What emerges from the film is not only a disturbing picture of how extremist political and religious agendas are connected, but also a sense of the contradictions involved, including – as Friedman points out - the dubious question for Jews of getting into bed with the far right. There is also the fact that fundamentalist Christianity can only tenuously be considered pro-Jewish – as Yael Eckstein admits, the insistence on Jesus is a problem. Indeed, it emerges that believers in the Rapture predict that, come Doomsday, two thirds of Jews will die and the other third convert to Christianity; the film also ends with Bingham senior addressing Zinstein in a half-jokingly aggressive way that fails to conceal some clear anti-semitic sentiments.

Zinshtein intermittently asks off-screen questions, and while it could be argued that the film might have benefited from more hard interviewing on her part, nevertheless, the eloquence and in some cases extremity of her subjects speak for themselves. Her film comes across as a well-researched, sharply organised exposition of a strange and disturbing set of alliances. And, although the Trump presidency is nearing its end, you fear that some of the factions that have had his ear nevertheless intend to pursue their causes ‘til kingdom come – with all the apocalyptic possibilities that might imply.

Production companies: Ventureland, Passion Pictures, Piraya Film

International sales: MetFilm Sales, sales@metfilm.co.uk

Producers: Abraham (Abie) Troen, John Battsek

Screenplay: Mark Monroe

Cinematography: Abraham (Abie) Troen

Editor: Elan Golod

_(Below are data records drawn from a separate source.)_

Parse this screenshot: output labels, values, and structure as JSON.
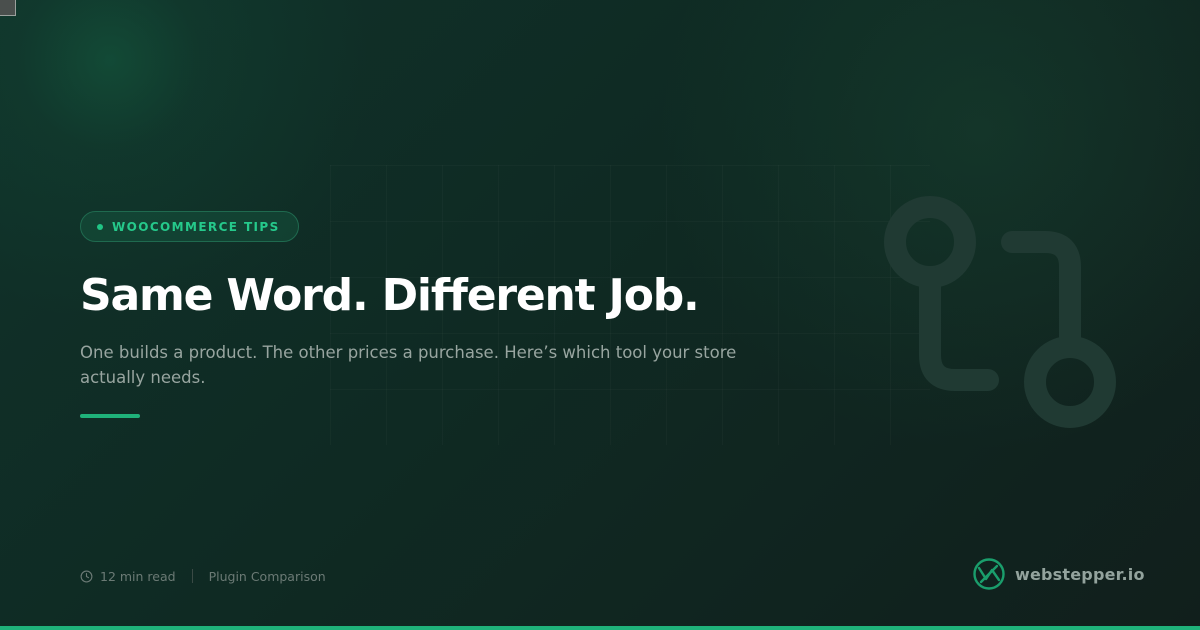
{
  "tag": {
    "label": "WOOCOMMERCE TIPS"
  },
  "headline": "Same Word. Different Job.",
  "subtitle": "One builds a product. The other prices a purchase. Here’s which tool your store actually needs.",
  "meta": {
    "read_time": "12 min read",
    "category": "Plugin Comparison",
    "icon": "clock-icon"
  },
  "brand": {
    "name": "webstepper.io",
    "icon": "webstepper-logo-icon"
  },
  "decoration": {
    "icon": "git-compare-icon"
  },
  "colors": {
    "accent": "#1fb27a",
    "tag_text": "#25c98b",
    "headline": "#ffffff",
    "subtitle": "#98a5a0",
    "background": "#0f2a23"
  }
}
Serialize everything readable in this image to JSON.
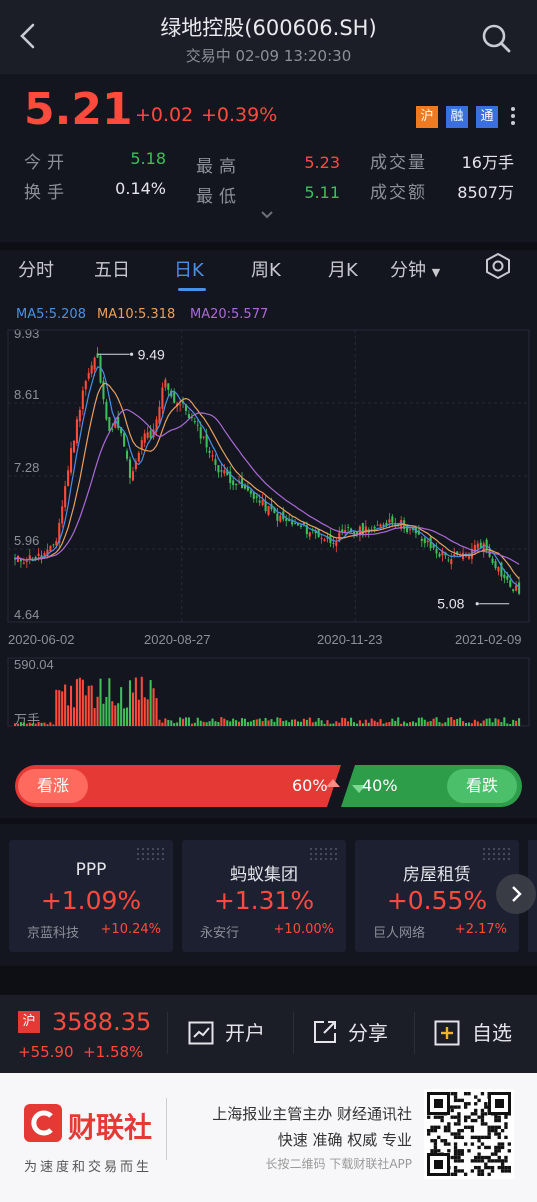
{
  "header": {
    "title": "绿地控股(600606.SH)",
    "status": "交易中 02-09 13:20:30"
  },
  "quote": {
    "price": "5.21",
    "change": "+0.02",
    "change_pct": "+0.39%",
    "badges": [
      "沪",
      "融",
      "通"
    ],
    "fields": [
      {
        "label": "今开",
        "value": "5.18"
      },
      {
        "label": "换手",
        "value": "0.14%"
      },
      {
        "label": "最高",
        "value": "5.23"
      },
      {
        "label": "最低",
        "value": "5.11"
      },
      {
        "label": "成交量",
        "value": "16万手"
      },
      {
        "label": "成交额",
        "value": "8507万"
      }
    ]
  },
  "tabs": [
    "分时",
    "五日",
    "日K",
    "周K",
    "月K",
    "分钟"
  ],
  "ma": {
    "ma5": "MA5:5.208",
    "ma10": "MA10:5.318",
    "ma20": "MA20:5.577"
  },
  "chart_data": {
    "type": "candlestick",
    "y_ticks": [
      "9.93",
      "8.61",
      "7.28",
      "5.96",
      "4.64"
    ],
    "x_ticks": [
      "2020-06-02",
      "2020-08-27",
      "2020-11-23",
      "2021-02-09"
    ],
    "ylim": [
      4.64,
      9.93
    ],
    "high_marker": "9.49",
    "low_marker": "5.08",
    "volume_max_label": "590.04",
    "volume_unit": "万手",
    "close_path": [
      5.75,
      5.78,
      5.8,
      5.8,
      5.85,
      5.9,
      6.1,
      6.8,
      7.6,
      8.2,
      8.9,
      9.2,
      9.49,
      8.6,
      8.1,
      8.3,
      7.8,
      7.2,
      7.6,
      8.1,
      7.9,
      8.4,
      9.1,
      8.7,
      8.6,
      8.5,
      8.3,
      8.1,
      7.9,
      7.6,
      7.4,
      7.3,
      7.2,
      7.1,
      7.0,
      6.95,
      6.8,
      6.7,
      6.6,
      6.5,
      6.45,
      6.4,
      6.35,
      6.3,
      6.25,
      6.2,
      6.1,
      6.15,
      6.2,
      6.3,
      6.25,
      6.3,
      6.35,
      6.3,
      6.4,
      6.5,
      6.45,
      6.4,
      6.3,
      6.2,
      6.1,
      6.0,
      5.9,
      5.85,
      5.8,
      5.8,
      5.85,
      5.9,
      6.1,
      6.0,
      5.8,
      5.6,
      5.4,
      5.25,
      5.21
    ]
  },
  "sentiment": {
    "up_label": "看涨",
    "up_pct": "60%",
    "down_pct": "40%",
    "down_label": "看跌",
    "up_color": "#e53935",
    "down_color": "#2e9d49"
  },
  "sectors": [
    {
      "name": "PPP",
      "pct": "+1.09%",
      "lead": "京蓝科技",
      "lead_pct": "+10.24%"
    },
    {
      "name": "蚂蚁集团",
      "pct": "+1.31%",
      "lead": "永安行",
      "lead_pct": "+10.00%"
    },
    {
      "name": "房屋租赁",
      "pct": "+0.55%",
      "lead": "巨人网络",
      "lead_pct": "+2.17%"
    }
  ],
  "index": {
    "badge": "沪",
    "value": "3588.35",
    "change": "+55.90",
    "change_pct": "+1.58%"
  },
  "bottom_buttons": [
    "开户",
    "分享",
    "自选"
  ],
  "footer": {
    "brand": "财联社",
    "slogan": "为速度和交易而生",
    "line1": "上海报业主管主办 财经通讯社",
    "line2": "快速 准确 权威 专业",
    "line3": "长按二维码 下载财联社APP"
  },
  "colors": {
    "up": "#ff4a3d",
    "down": "#3fbf5a",
    "accent": "#4a90e2",
    "ma5": "#4a90e2",
    "ma10": "#e8a060",
    "ma20": "#a96ad6"
  }
}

Music: Miriam Cutler

Featuring: Pastor Boyd Bingham IV, Pastor William Bingham III, Yael Eckstein, Rabbi Yechiel Eckstein